#### Data under study:
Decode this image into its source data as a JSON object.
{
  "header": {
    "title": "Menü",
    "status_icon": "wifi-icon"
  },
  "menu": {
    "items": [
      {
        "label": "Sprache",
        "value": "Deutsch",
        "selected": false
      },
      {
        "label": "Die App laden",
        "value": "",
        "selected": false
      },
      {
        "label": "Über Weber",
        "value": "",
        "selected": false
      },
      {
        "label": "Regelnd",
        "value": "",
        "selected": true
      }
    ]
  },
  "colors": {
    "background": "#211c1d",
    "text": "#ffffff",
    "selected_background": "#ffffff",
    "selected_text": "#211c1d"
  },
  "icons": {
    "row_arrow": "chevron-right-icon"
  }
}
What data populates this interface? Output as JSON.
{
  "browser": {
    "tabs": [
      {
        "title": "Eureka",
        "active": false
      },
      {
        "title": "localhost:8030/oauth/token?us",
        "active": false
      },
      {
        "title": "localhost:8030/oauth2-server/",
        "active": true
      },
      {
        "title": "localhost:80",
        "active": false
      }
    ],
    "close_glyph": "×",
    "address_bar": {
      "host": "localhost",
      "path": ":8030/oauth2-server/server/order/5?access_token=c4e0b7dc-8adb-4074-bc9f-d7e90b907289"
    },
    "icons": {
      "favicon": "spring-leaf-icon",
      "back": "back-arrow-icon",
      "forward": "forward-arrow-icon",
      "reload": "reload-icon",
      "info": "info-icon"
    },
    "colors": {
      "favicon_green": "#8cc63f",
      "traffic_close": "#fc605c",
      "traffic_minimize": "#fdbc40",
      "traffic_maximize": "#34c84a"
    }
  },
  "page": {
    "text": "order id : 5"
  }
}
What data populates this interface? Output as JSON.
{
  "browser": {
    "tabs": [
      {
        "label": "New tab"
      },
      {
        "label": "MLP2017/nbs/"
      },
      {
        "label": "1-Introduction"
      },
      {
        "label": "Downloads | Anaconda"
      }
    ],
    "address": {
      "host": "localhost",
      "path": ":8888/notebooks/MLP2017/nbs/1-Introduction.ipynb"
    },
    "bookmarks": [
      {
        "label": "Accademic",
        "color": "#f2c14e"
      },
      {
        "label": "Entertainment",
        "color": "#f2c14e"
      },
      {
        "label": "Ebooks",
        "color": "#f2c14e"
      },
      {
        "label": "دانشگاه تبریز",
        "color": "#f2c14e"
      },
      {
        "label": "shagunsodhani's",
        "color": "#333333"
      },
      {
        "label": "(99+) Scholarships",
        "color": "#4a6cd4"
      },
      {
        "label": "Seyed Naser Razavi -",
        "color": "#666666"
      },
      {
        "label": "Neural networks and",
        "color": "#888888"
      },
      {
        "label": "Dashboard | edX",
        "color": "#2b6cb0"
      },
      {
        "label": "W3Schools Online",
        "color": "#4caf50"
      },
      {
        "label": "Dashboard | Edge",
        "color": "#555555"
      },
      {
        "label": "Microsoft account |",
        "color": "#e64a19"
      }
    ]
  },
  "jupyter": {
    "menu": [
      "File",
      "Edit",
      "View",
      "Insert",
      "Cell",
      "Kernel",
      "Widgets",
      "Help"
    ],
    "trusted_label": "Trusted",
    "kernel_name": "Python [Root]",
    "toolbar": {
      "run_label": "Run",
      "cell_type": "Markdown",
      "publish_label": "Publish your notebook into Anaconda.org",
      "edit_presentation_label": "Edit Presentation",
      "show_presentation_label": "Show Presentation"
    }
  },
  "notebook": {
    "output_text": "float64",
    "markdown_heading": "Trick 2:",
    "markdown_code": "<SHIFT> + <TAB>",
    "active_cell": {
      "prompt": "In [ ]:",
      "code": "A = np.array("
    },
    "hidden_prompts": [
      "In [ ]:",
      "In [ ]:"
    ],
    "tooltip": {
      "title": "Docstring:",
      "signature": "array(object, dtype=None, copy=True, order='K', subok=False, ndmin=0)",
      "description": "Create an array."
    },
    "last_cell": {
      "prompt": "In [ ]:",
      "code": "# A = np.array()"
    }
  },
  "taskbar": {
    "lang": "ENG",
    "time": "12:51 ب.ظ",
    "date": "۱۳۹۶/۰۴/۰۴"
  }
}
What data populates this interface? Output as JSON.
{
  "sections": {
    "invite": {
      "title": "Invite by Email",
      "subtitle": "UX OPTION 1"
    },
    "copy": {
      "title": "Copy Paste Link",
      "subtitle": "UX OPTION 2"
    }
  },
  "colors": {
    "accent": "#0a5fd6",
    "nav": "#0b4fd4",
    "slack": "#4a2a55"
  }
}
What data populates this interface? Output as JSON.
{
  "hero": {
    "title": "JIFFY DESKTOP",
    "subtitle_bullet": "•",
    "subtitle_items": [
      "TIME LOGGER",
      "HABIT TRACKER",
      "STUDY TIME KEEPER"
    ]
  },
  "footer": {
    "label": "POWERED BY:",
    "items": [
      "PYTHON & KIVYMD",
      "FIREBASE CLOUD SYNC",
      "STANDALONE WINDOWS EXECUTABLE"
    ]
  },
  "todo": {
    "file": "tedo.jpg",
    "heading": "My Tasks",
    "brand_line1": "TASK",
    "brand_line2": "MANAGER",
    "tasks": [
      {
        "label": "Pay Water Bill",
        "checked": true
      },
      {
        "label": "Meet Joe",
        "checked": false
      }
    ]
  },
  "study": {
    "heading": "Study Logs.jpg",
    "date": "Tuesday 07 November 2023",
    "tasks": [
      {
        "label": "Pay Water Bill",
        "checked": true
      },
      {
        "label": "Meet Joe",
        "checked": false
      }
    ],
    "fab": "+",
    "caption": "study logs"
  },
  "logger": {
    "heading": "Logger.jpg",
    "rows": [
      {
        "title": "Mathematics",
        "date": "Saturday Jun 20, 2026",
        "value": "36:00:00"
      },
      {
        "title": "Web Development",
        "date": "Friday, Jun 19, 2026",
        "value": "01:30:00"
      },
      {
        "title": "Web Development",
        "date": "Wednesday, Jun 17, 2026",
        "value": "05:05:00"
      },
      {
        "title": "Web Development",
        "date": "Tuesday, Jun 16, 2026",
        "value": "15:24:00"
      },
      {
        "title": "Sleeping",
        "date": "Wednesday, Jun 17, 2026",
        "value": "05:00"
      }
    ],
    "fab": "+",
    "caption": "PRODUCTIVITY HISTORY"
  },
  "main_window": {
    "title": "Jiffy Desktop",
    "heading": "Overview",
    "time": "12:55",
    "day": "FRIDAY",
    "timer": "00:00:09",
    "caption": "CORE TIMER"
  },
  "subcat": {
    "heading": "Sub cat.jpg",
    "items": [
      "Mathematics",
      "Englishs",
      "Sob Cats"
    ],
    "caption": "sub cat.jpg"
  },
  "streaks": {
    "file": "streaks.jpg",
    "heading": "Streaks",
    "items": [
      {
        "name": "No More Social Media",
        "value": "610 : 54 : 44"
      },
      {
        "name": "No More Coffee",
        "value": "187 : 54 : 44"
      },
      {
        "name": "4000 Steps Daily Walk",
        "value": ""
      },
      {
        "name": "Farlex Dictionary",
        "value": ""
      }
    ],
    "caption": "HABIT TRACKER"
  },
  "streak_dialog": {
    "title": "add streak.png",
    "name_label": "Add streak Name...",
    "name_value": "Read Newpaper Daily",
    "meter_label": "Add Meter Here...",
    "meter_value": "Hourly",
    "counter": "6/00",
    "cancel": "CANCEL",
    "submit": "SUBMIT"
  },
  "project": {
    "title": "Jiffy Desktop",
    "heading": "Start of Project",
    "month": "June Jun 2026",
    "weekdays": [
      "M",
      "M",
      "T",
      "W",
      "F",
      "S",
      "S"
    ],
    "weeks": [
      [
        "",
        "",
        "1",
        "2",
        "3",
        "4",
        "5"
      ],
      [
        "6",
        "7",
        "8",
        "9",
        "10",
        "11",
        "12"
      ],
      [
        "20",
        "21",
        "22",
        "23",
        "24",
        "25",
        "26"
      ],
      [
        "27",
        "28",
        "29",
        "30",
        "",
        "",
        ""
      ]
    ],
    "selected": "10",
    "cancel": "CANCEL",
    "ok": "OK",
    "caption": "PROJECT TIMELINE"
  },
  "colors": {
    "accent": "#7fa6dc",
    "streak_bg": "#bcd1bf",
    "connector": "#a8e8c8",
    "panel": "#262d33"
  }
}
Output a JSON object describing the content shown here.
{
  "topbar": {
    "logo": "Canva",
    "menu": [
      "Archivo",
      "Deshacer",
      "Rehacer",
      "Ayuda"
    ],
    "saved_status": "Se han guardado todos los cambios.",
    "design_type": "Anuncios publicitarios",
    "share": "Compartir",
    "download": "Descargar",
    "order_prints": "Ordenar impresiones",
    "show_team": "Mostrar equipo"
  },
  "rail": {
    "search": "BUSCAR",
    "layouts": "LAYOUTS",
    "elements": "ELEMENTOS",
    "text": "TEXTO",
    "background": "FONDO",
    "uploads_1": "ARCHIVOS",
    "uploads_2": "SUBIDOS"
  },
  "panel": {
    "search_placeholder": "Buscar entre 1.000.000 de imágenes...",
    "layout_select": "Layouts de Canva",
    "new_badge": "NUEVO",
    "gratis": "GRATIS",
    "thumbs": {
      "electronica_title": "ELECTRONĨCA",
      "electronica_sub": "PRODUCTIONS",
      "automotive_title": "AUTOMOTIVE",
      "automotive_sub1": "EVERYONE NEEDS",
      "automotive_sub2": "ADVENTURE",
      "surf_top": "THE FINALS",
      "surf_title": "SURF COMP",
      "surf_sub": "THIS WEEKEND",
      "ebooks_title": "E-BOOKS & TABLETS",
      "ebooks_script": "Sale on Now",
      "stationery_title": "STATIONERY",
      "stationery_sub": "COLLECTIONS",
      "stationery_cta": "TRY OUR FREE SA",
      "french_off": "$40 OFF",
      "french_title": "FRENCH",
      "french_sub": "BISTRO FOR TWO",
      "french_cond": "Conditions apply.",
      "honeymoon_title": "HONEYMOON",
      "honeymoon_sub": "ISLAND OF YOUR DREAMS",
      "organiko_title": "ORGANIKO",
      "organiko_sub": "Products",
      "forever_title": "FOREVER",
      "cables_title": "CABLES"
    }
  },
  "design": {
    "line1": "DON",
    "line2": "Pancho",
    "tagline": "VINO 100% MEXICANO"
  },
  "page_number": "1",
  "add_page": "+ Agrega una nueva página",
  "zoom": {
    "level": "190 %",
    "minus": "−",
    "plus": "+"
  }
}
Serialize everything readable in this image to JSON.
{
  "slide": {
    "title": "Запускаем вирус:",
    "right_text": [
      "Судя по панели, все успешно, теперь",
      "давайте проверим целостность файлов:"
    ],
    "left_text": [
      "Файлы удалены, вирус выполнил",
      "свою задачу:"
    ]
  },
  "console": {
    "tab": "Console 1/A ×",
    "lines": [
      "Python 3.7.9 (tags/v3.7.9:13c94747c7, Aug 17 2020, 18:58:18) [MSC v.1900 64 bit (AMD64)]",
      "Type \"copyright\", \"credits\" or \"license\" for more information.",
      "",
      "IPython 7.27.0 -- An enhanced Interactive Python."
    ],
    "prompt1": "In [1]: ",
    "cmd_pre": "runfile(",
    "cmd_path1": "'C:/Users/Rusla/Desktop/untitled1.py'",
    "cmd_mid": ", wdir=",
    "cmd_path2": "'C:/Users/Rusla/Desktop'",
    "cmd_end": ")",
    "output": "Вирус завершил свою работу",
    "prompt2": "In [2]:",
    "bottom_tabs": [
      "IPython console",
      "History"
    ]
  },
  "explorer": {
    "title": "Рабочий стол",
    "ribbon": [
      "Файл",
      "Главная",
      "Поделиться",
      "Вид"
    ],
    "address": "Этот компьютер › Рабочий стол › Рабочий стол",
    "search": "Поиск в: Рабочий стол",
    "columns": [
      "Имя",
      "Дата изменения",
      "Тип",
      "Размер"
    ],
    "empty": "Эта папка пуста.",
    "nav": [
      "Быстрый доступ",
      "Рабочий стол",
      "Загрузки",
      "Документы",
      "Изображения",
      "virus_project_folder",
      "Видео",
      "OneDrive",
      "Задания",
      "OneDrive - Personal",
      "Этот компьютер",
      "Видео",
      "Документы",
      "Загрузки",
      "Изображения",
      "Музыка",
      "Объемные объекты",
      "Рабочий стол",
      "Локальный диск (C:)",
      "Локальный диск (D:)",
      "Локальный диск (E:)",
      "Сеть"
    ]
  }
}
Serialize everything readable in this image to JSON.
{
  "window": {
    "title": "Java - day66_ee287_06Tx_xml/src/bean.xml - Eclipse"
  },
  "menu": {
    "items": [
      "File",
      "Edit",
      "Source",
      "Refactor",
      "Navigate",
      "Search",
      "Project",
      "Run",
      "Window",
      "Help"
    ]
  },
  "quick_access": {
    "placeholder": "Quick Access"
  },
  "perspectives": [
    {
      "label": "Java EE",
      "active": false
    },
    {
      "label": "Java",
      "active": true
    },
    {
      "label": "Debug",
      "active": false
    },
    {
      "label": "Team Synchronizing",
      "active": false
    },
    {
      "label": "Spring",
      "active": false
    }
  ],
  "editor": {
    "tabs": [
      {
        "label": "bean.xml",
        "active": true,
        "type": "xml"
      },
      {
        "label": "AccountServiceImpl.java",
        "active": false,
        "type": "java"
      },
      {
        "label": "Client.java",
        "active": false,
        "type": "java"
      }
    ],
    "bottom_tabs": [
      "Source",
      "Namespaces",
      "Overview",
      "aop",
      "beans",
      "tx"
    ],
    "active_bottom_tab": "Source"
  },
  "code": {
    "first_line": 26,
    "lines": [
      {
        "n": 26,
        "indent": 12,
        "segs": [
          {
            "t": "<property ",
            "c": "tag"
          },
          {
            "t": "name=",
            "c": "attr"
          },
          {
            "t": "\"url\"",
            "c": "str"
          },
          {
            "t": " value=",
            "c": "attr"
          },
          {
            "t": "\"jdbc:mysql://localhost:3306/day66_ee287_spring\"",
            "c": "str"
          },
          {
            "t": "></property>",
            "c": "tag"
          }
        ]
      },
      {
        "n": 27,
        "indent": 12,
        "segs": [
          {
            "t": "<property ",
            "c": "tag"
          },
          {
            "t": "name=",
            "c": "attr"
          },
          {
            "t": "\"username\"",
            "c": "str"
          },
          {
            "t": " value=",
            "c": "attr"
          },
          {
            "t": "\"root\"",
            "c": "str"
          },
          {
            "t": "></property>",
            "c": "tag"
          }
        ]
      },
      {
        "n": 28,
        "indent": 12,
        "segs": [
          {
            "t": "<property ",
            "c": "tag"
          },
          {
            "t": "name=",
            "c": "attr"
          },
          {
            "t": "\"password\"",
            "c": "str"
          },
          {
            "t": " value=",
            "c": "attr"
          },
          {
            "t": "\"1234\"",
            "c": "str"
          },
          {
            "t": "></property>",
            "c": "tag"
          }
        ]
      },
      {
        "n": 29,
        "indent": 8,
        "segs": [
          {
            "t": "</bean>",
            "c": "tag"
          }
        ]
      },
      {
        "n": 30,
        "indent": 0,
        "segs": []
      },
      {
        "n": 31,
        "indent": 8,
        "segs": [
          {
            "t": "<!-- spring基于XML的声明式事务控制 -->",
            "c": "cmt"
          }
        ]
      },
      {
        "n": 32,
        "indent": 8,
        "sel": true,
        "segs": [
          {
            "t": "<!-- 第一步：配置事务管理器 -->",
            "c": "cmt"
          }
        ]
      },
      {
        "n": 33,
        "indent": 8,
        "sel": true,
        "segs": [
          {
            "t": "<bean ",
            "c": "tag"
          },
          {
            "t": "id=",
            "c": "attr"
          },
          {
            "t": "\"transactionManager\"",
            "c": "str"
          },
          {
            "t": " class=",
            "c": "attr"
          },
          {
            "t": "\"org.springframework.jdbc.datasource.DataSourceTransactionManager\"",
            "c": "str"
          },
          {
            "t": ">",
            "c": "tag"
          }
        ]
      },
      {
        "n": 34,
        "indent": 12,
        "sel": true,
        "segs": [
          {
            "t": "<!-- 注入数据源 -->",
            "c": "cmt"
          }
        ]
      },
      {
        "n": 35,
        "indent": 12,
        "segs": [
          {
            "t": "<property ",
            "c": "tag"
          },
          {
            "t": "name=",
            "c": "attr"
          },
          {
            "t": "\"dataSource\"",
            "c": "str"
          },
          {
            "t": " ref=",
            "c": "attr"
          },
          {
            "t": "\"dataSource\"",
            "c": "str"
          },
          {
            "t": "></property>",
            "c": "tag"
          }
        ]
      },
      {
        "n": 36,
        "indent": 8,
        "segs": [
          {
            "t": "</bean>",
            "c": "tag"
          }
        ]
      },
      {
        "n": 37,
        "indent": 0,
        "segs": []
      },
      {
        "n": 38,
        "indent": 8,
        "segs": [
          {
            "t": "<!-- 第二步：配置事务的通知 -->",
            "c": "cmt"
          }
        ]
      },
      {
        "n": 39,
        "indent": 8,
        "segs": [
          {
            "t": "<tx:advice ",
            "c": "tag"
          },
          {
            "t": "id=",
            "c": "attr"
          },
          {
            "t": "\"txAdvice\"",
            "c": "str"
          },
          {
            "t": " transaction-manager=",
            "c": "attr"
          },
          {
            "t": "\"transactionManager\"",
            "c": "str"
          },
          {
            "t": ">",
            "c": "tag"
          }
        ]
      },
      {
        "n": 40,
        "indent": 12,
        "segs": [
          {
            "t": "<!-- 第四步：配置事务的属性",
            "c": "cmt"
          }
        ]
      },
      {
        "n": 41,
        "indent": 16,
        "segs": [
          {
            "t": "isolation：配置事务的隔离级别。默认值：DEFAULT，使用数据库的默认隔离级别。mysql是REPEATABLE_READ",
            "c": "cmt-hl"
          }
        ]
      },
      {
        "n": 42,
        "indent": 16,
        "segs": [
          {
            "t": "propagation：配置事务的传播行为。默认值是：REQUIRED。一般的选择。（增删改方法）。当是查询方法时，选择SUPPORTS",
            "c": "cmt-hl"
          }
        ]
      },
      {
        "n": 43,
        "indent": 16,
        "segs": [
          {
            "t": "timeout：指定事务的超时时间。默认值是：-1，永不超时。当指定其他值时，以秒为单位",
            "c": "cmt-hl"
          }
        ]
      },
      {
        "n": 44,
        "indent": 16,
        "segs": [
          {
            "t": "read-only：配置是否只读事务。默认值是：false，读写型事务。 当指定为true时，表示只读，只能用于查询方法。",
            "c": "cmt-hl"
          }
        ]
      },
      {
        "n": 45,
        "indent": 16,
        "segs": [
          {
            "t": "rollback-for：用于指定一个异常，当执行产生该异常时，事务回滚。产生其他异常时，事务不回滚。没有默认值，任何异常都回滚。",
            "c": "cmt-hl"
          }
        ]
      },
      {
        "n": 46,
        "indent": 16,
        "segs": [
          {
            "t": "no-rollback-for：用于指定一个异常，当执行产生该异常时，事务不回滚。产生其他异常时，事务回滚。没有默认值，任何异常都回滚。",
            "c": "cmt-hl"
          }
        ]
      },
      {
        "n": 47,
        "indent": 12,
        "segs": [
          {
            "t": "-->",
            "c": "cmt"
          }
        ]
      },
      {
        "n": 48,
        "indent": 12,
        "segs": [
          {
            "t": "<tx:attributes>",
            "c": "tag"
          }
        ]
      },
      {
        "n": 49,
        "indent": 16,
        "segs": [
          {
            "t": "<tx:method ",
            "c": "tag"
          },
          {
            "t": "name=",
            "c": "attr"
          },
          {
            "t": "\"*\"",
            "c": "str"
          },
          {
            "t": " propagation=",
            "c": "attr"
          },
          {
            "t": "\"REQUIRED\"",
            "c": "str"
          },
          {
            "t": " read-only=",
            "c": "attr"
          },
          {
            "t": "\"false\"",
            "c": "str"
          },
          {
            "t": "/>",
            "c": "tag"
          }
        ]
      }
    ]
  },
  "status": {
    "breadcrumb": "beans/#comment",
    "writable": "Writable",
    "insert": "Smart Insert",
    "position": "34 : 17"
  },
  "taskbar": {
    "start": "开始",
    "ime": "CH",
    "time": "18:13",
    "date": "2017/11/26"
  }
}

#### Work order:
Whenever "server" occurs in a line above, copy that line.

#### Exercise result:
        "title": "localhost:8030/oauth2-server/",
      "path": ":8030/oauth2-server/server/order/5?access_token=c4e0b7dc-8adb-4074-bc9f-d7e90b907289"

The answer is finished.